  • PCI non-validation fee – A credit card processor will usually give you 90 days to become PCI compliant. In case you aren’t compliant by the end of the given period, the processor will start charging you the PCI non-compliance or non-validation fee.

Fees That Are Red Flags

Some unethical processors will make up their own fees or even add some hidden fees to your cost.

Ensure you carefully read and understand all the fees included and the terms and conditions before signing a contract with any merchant account provider.

Some of the fees that are red flags include:

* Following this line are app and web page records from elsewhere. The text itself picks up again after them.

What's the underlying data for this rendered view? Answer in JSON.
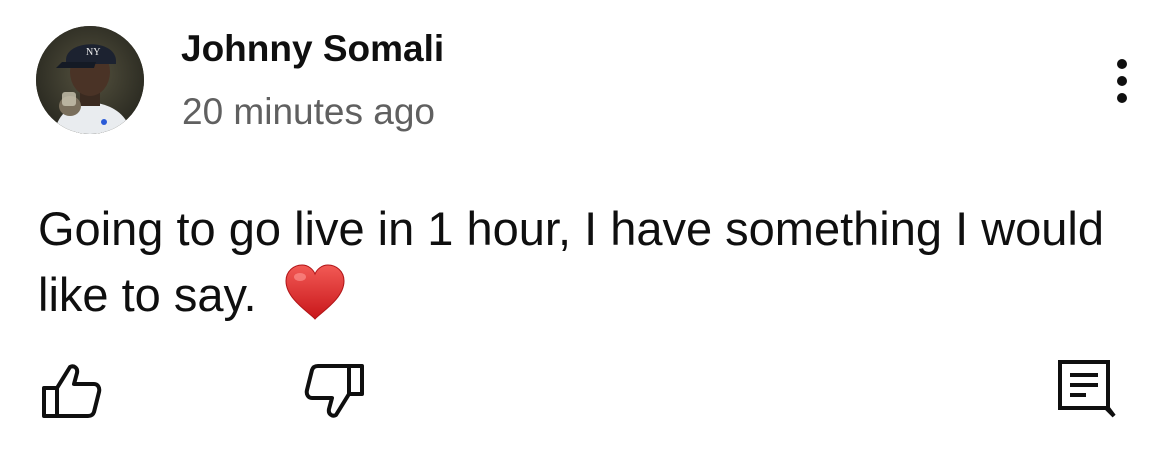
{
  "post": {
    "author": "Johnny Somali",
    "timestamp": "20 minutes ago",
    "text": "Going to go live in 1 hour, I have something I would like to say.",
    "emoji": "heart-icon"
  },
  "icons": {
    "more": "more-vert-icon",
    "like": "thumbs-up-icon",
    "dislike": "thumbs-down-icon",
    "reply": "comment-icon"
  },
  "colors": {
    "text": "#0f0f0f",
    "secondary_text": "#606060",
    "heart": "#e0201f"
  }
}
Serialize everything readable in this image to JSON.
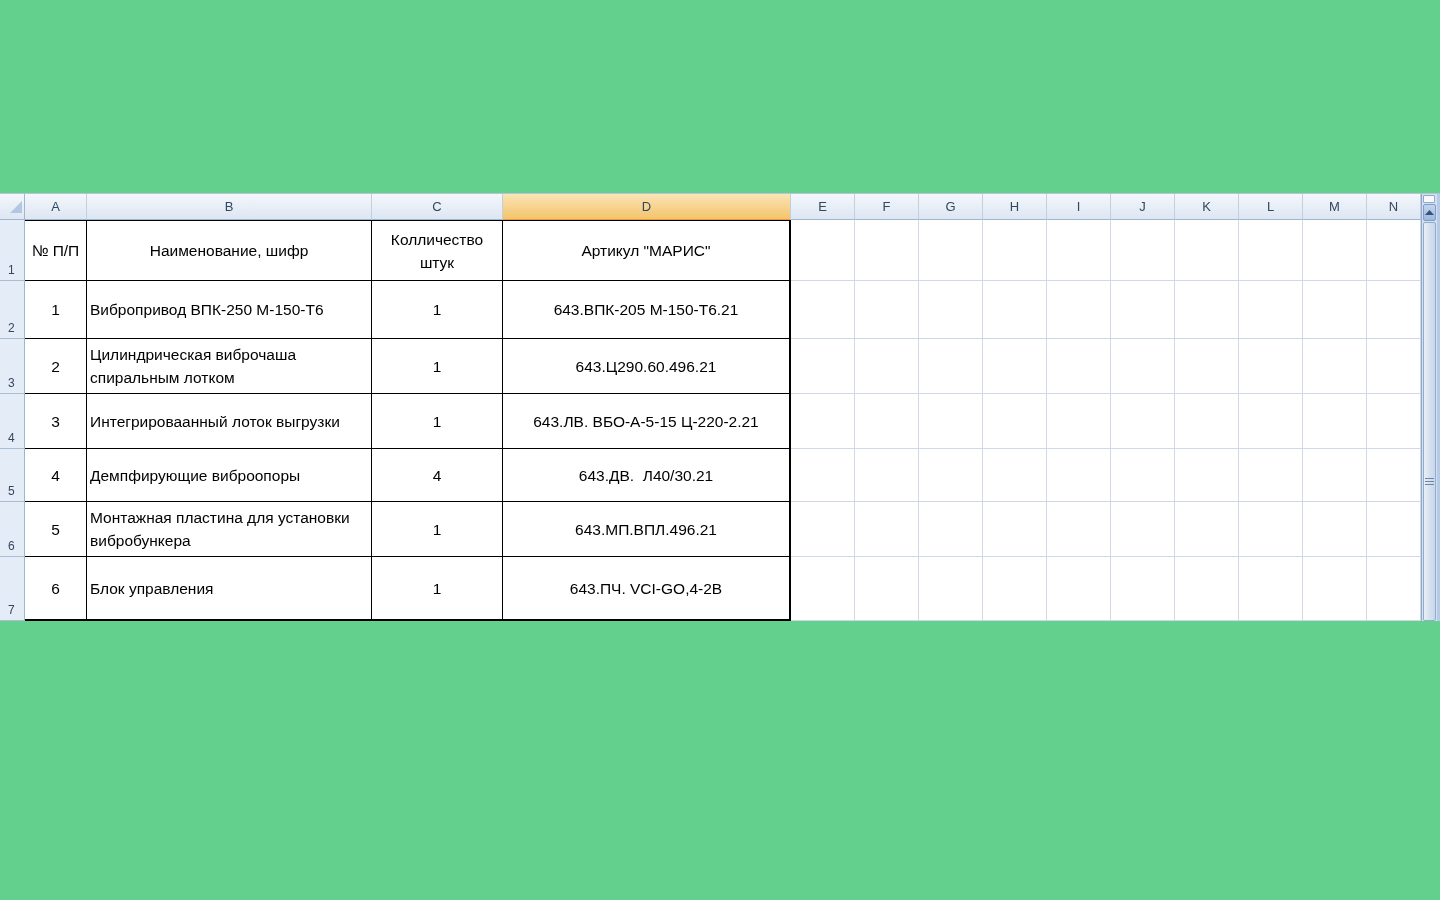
{
  "sheet": {
    "columns": [
      {
        "letter": "A",
        "selected": false
      },
      {
        "letter": "B",
        "selected": false
      },
      {
        "letter": "C",
        "selected": false
      },
      {
        "letter": "D",
        "selected": true
      },
      {
        "letter": "E",
        "selected": false
      },
      {
        "letter": "F",
        "selected": false
      },
      {
        "letter": "G",
        "selected": false
      },
      {
        "letter": "H",
        "selected": false
      },
      {
        "letter": "I",
        "selected": false
      },
      {
        "letter": "J",
        "selected": false
      },
      {
        "letter": "K",
        "selected": false
      },
      {
        "letter": "L",
        "selected": false
      },
      {
        "letter": "M",
        "selected": false
      },
      {
        "letter": "N",
        "selected": false
      }
    ],
    "rows": [
      {
        "number": "1",
        "cells": [
          "№ П/П",
          "Наименование, шифр",
          "Колличество штук",
          "Артикул \"МАРИС\""
        ]
      },
      {
        "number": "2",
        "cells": [
          "1",
          "Вибропривод ВПК-250 М-150-Т6",
          "1",
          "643.ВПК-205 М-150-Т6.21"
        ]
      },
      {
        "number": "3",
        "cells": [
          "2",
          "Цилиндрическая виброчаша спиральным лотком",
          "1",
          "643.Ц290.60.496.21"
        ]
      },
      {
        "number": "4",
        "cells": [
          "3",
          "Интегрироваанный лоток выгрузки",
          "1",
          "643.ЛВ. ВБО-А-5-15 Ц-220-2.21"
        ]
      },
      {
        "number": "5",
        "cells": [
          "4",
          "Демпфирующие виброопоры",
          "4",
          "643.ДВ.  Л40/30.21"
        ]
      },
      {
        "number": "6",
        "cells": [
          "5",
          "Монтажная пластина для установки вибробункера",
          "1",
          "643.МП.ВПЛ.496.21"
        ]
      },
      {
        "number": "7",
        "cells": [
          "6",
          "Блок управления",
          "1",
          "643.ПЧ. VCI-GO,4-2B"
        ]
      }
    ]
  }
}
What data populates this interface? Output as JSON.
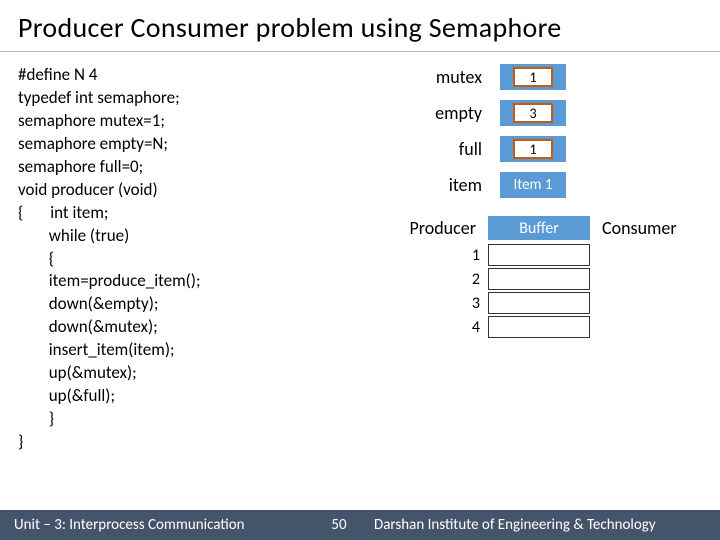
{
  "title": "Producer Consumer problem using Semaphore",
  "code": "#define N 4\ntypedef int semaphore;\nsemaphore mutex=1;\nsemaphore empty=N;\nsemaphore full=0;\nvoid producer (void)\n{       int item;\n        while (true)\n        {\n        item=produce_item();\n        down(&empty);\n        down(&mutex);\n        insert_item(item);\n        up(&mutex);\n        up(&full);\n        }\n}",
  "sem": {
    "mutex": {
      "label": "mutex",
      "value": "1"
    },
    "empty": {
      "label": "empty",
      "value": "3"
    },
    "full": {
      "label": "full",
      "value": "1"
    },
    "item": {
      "label": "item",
      "value": "Item 1"
    }
  },
  "buffer": {
    "producer_label": "Producer",
    "buffer_label": "Buffer",
    "consumer_label": "Consumer",
    "slots": [
      "1",
      "2",
      "3",
      "4"
    ]
  },
  "footer": {
    "unit": "Unit – 3: Interprocess Communication",
    "page": "50",
    "org": "Darshan Institute of Engineering & Technology"
  }
}
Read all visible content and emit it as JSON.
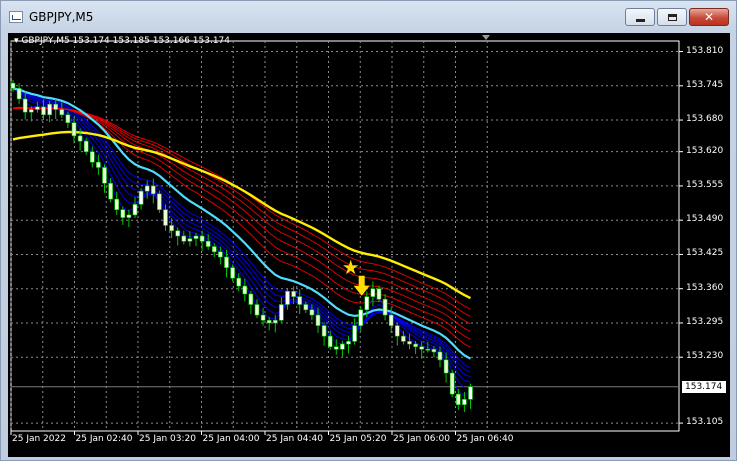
{
  "window": {
    "title": "GBPJPY,M5",
    "icon": "chart-window-icon",
    "buttons": {
      "minimize": "minimize-icon",
      "maximize": "maximize-icon",
      "close": "close-icon"
    }
  },
  "chart": {
    "info": "GBPJPY,M5  153.174 153.185 153.166 153.174",
    "current_price": "153.174",
    "colors": {
      "background": "#000000",
      "grid": "#8c8c8c",
      "bull_candle": "#ffffff",
      "bear_candle": "#e8ffd0",
      "wick": "#00c800",
      "ema_fast": "#0000ff",
      "ema_slow": "#ff0000",
      "line_aqua": "#4fdcff",
      "line_yellow": "#ffee00",
      "signal": "#ffdd00"
    }
  },
  "chart_data": {
    "type": "candlestick",
    "symbol": "GBPJPY",
    "timeframe": "M5",
    "yticks": [
      "153.810",
      "153.745",
      "153.680",
      "153.620",
      "153.555",
      "153.490",
      "153.425",
      "153.360",
      "153.295",
      "153.230",
      "153.174",
      "153.105"
    ],
    "xticks": [
      "25 Jan 2022",
      "25 Jan 02:40",
      "25 Jan 03:20",
      "25 Jan 04:00",
      "25 Jan 04:40",
      "25 Jan 05:20",
      "25 Jan 06:00",
      "25 Jan 06:40"
    ],
    "ylim": [
      153.09,
      153.83
    ],
    "closes": [
      153.74,
      153.72,
      153.695,
      153.7,
      153.705,
      153.69,
      153.71,
      153.7,
      153.69,
      153.675,
      153.65,
      153.64,
      153.62,
      153.6,
      153.59,
      153.56,
      153.53,
      153.51,
      153.495,
      153.5,
      153.52,
      153.545,
      153.555,
      153.54,
      153.51,
      153.48,
      153.47,
      153.46,
      153.45,
      153.455,
      153.46,
      153.45,
      153.44,
      153.43,
      153.42,
      153.4,
      153.38,
      153.365,
      153.35,
      153.33,
      153.31,
      153.3,
      153.295,
      153.3,
      153.33,
      153.355,
      153.345,
      153.33,
      153.32,
      153.31,
      153.29,
      153.27,
      153.25,
      153.245,
      153.255,
      153.26,
      153.29,
      153.32,
      153.345,
      153.36,
      153.34,
      153.31,
      153.29,
      153.27,
      153.26,
      153.255,
      153.25,
      153.245,
      153.245,
      153.24,
      153.225,
      153.2,
      153.16,
      153.14,
      153.15,
      153.174
    ],
    "signal": {
      "type": "sell",
      "marker": "star-and-down-arrow",
      "candle_index": 57
    }
  }
}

  • Creative processor fee – Be on the lookout for fees that you don’t understand as some fraudulent credit card processing companies come up with their own fees
  • Integrity fees – Also referred to as ERF, this is a fee that should only be charged when you don’t follow the credit card transaction rules, or you don’t meet the requirements for the credit card authorization type
  • Jacked-up assessment fees – You should be aware of the various credit card companies’ charges as some unethical providers will charge you more than what is required
  • Fluctuating discount rates – You shouldn’t do business with a merchant service provider who inflates their rate without letting you know.  Such providers will raise their rates from time to time in the hope that you won’t know or ask.

Which Credit Card Merchant Fees Are Best

Merchant account costs

Not all businesses are created equal. This means that the merchant card fees you pay may not be similar to what other businesses pay.

However, with the help of this guide, you should be able to determine the credit card processing fees that apply to your business. 

Hopefully, you are also now aware of the red flag fees to look out for.

Ensure before you sign your contract, you are aware of the fees your provider is charging you, why they’re charging you, and how they calculate the fees they’re charging you.


In closing, credit card merchant fees shouldn’t be confusing. When choosing your provider, go for a company you can trust.

While most merchant services providers add unnecessary fees to your already inflated merchant account cost, you can trust eMerchant Authority to be transparent with our costs. We don’t charge any of the red flag fees explained above.

Besides, since we endeavor to create long-lasting relationships with our customers, we give you a detailed breakdown of the cost you’ll pay for our merchant account services.

We also advise our customers on how they can lower their merchant account fees in instances where they feel the cost is too high.